 Make.Learn.Share is a good place to begin because it involves young people aged 12-14 working with primary-age schoolchildren to teach them coding and digital making.  It’s a unique and powerful model. The programme was funded by NESTA in collaboration with Sheffield City Council and ended in 2015 but it engaged more than 1000 young people as well as secondary and primary school staff. This simple but effective model enthused all those who participated and the approach has been taken forward and extended in two ways.  Firstly, through Make.Learn.Share:Europe which replicates the model in four other European countries. In fact, young ambassadors involved in the project from across Europe will soon be meeting together in a Hackathon/conference to share skills, knowledge and understanding. Secondly, through CAFÉ…

CAFÉ Computing as a Family Experience built on the Make.Learn.Share model of teenagers teaching primary school children and extended it to families.  Funded by the Raspberry Pi Foundation, again working with the City Council, this programme is currently operating in six secondary schools and 18 primary schools, with associated weekend activities to engage the broader community.  The first Family Digital Makers Day held at the new Creative and Digital Centre at Sheffield College’s Hillsborough Campus was a great success – the next one is coming up on 16th July.

The Made in Sheffield Computer Science Programme is working with students aged 13-15 in four secondary schools.   Where Make.Learn.Share and CAFÉ are about introducing students to coding and digital making, the Made in Sheffield scheme co-ordinated by the Council is focused on engaging students with the Computer Science curriculum and giving them industry experience.  Students do master classes at University of Sheffield, participate in a two-day software hackathon and undertake a series of employer visits, building up and reflecting upon their skills portfolio.  The programme lasts two years and participants receive a ‘Skills Passport’ endorsed by the Cutlers’ Company at the end.

Code>Make>Win is an annual competition for young people aged 9-19 offering prizes in three categories: software apps; physical computing; digital making.  Now in its first full year with support from the Raspberry Pi Foundation working with the Council, it has been used to ‘unearth’ and support young people interested in coding and making beyond school and college activity. The Awards event on 7th July at The Workstation will showcase what young people have been developing.

The Discovery Project is supported by Sheffield Hallam University and the STEMNET organisation, focused on widening participation in STEM subjects among 6-18 year olds.  Discovery is well connected with the home schooling community and also runs holiday clubs and regular events, including monthly junior engineering and making clubs at their new base at Kelham Island. Young participants are now asking for regular digital making clubs.

So, what does all this add up to?  That’s a big question.  For sure, there’s a lot of activity and many young people and families in Sheffield are already enjoying new opportunities in computing and digital making; however, there are gaps and effort is patchy. It feels like some momentum is building and we may be on the verge of making more sense of what we are already doing and identifying the potential as well as the mechanisms for gluing a ‘digital skills pipeline’ or ‘talent pipeline’ together, supported by the Council, both universities, the UTCs, The Sheffield College and Sheffield Digital. That’s a whole piece in its own right, but next up is more information on the new UTC specialising in Computing.

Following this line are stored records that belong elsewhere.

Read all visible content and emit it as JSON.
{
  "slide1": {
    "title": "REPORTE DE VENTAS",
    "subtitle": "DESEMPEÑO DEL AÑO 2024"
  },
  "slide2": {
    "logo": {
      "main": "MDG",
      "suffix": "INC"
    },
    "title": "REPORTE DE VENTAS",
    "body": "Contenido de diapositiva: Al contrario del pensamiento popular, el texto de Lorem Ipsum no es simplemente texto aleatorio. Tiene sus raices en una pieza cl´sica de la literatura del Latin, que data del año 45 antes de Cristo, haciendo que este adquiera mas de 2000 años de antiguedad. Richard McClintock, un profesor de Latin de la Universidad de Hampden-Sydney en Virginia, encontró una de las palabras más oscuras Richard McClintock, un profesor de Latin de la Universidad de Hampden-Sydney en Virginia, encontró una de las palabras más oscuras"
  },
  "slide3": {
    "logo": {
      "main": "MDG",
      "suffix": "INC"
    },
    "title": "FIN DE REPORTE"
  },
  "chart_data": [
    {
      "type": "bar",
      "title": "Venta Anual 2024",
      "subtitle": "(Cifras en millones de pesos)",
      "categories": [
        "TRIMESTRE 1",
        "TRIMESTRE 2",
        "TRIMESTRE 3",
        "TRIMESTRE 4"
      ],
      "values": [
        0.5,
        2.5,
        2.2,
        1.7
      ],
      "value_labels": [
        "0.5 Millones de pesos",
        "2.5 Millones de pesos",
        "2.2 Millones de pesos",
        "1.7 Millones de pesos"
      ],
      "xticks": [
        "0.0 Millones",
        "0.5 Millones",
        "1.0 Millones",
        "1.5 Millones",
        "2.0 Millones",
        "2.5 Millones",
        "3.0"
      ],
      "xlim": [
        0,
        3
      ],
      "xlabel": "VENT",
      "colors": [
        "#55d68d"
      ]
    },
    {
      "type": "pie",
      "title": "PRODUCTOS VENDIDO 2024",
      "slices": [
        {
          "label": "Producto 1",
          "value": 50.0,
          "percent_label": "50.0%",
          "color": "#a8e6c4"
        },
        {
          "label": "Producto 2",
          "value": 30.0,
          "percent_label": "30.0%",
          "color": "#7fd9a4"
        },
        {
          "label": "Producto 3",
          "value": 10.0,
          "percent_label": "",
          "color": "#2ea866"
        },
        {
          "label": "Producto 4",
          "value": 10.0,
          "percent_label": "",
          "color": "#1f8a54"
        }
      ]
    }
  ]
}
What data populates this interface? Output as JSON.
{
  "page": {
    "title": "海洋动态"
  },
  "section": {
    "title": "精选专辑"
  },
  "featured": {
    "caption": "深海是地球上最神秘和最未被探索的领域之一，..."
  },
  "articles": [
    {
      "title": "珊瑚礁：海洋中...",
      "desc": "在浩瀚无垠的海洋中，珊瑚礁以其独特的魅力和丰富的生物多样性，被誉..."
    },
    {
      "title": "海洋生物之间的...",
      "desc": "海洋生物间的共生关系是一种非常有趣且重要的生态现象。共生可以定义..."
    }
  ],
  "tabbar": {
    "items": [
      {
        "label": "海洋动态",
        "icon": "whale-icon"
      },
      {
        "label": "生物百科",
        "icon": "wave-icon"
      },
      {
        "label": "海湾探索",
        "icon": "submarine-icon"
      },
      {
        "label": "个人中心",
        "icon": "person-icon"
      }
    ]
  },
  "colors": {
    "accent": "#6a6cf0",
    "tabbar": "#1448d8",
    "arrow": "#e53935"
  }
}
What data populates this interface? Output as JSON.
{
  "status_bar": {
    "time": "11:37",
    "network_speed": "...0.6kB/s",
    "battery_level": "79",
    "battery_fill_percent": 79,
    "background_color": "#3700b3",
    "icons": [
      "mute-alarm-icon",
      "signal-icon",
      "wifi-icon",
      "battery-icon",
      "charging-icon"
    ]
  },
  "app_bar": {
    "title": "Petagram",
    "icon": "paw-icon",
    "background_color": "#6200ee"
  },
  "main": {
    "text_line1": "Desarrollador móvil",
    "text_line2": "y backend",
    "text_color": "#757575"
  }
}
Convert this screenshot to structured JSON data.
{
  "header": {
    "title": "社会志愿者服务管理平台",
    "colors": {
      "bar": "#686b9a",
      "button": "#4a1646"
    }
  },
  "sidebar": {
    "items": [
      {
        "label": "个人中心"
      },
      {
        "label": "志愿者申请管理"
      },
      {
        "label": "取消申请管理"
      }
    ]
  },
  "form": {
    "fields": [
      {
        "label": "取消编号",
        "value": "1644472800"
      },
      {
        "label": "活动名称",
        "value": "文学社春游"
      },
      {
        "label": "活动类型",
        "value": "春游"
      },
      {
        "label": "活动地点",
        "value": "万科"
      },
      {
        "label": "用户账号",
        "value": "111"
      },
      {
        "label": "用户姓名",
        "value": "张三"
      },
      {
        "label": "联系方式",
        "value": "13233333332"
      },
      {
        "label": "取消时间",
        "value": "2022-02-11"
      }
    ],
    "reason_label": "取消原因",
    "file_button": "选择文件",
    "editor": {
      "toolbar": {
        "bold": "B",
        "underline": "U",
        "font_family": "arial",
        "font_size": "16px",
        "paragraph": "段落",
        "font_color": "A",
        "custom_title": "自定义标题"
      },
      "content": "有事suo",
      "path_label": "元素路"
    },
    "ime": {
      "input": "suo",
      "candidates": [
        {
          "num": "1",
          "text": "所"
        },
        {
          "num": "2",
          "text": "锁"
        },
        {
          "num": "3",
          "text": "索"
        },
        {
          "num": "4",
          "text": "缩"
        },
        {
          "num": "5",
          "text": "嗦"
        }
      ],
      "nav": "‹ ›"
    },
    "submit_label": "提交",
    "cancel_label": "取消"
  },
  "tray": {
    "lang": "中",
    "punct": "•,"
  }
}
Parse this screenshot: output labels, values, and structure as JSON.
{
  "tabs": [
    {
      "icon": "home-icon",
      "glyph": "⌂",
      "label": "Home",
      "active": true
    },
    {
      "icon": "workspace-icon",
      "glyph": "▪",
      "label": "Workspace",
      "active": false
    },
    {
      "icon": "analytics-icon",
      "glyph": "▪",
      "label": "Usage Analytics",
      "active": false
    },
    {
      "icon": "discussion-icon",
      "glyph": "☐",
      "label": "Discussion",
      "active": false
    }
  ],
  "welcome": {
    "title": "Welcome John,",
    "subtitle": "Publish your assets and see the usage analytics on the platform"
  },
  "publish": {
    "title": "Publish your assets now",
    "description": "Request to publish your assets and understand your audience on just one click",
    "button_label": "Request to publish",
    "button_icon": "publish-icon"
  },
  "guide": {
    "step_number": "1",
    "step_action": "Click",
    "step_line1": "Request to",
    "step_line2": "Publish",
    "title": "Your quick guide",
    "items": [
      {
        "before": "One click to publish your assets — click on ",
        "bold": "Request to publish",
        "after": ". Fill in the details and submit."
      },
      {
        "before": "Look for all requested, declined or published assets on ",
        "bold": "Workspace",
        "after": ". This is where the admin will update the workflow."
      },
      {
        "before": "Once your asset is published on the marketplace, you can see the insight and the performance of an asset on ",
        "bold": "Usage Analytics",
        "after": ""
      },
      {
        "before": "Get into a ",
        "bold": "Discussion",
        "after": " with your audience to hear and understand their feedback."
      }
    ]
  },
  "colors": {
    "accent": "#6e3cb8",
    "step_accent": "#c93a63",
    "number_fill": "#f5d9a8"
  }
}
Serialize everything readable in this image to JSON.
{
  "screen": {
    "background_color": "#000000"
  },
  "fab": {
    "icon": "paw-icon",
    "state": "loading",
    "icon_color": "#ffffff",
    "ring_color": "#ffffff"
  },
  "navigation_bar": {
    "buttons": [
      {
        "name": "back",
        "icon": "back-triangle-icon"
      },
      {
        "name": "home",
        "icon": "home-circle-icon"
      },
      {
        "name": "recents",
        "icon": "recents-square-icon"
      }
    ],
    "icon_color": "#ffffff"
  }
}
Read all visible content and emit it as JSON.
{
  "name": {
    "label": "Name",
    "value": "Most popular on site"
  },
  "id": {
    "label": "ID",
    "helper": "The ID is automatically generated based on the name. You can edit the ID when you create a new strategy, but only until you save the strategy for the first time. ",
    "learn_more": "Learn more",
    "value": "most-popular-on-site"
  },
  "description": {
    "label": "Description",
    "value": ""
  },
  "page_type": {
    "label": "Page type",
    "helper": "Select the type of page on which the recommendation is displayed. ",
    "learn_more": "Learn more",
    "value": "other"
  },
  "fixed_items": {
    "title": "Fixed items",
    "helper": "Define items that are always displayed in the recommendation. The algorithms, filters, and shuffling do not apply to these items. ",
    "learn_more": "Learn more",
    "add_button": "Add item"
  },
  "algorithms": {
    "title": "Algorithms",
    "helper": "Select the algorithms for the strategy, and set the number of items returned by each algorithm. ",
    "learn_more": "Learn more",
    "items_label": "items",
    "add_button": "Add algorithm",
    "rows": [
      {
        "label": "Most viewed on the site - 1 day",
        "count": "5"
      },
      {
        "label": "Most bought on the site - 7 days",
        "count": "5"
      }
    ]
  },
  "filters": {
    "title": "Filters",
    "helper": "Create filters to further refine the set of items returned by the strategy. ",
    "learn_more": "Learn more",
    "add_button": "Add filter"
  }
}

In the meantime, if any of the above has already sparked your interest and you feel you could offer support, please get in touch by emailing me at